(*) section 44BB is applicable to non-resident taxpayers engaged in the business of providing services or facilities in connection with, or supplying plant and machinery on hire basis to be used in exploration of mineral oils. section 44BBB is applicable to foreign companies engaged in the business of civil construction or erection of plant or machinery or testing or commissioning thereof, in connection with a turnkey power project.
According to section 271B, if any person who is required to comply with section 44AB fails to get his accounts audited in respect of any year or years as required under section 44AB, the Assessing Officer may impose a penalty. The penalty shall be lower of the following amounts:
(a) 0.5% of the total sales, turnover or gross receipts, as the case may be, in business, or of the gross receipts in profession, in such year or years.
(b) Rs. 1,50,000.
However, according to section 273B, no penalty shall be imposed if reasonable cause for such failure is proved.
A person covered by section 44AB should get his accounts audited and should obtain the audit report on or before the due date of filing of the return of income, i.e., on or before 30th September (*) of the relevant assessment year, e.g., Tax audit report for the financial year 2013-14 corresponding to the assessment year 2014-15 should be obtained on or before 30th September, 2014.

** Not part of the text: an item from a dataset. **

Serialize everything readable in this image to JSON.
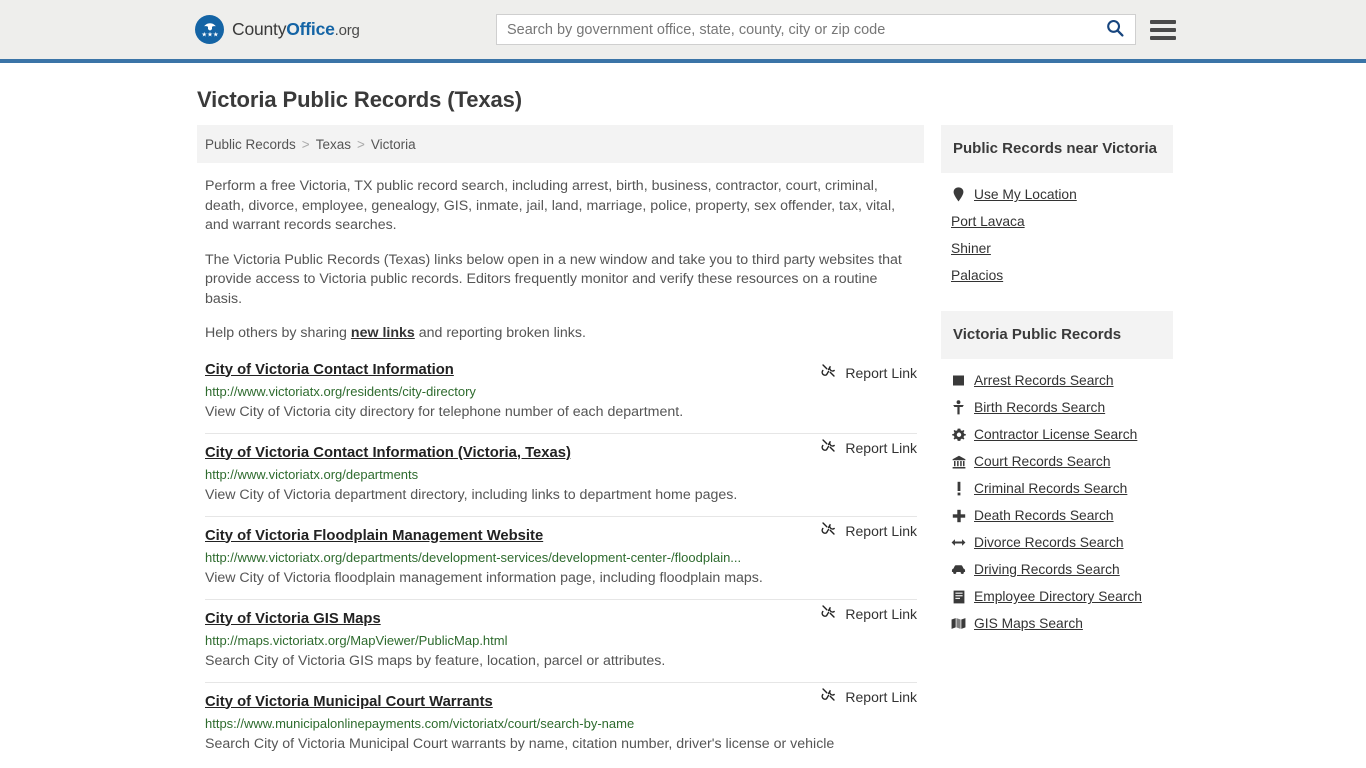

(*) In case of a taxpayer who is required to furnish a report in Form No. 3CEB under section 92 in respect of any international transaction or specified domestic transaction, the due date of filing the return of income is 30th November of the relevant assessment year.
However, due date for filing of Income tax return and tax audit report for assessment year 2014-15 in case of an assessee (not having any international or specified domestic transaction) who is required to get his account audited under section 44AB or a working partner of a firm whose accounts are required to be audited has been extended to 30th Nov 2014 vide ORDER [F.No. 153/53/2014-TPL], Dated 26-09-2014 and ORDER [F.No. 133/24/2014-TPL], Dated 20-08-2014 respectively.
The tax audit report is to be electronically filed by the chartered accountant to the Income-tax Department. After filing of report by the chartered accountant, the taxpayer has to approve the report from his e-fling account with Income-tax Department (i.e., at www.incometaxindiaefiling.gov.in).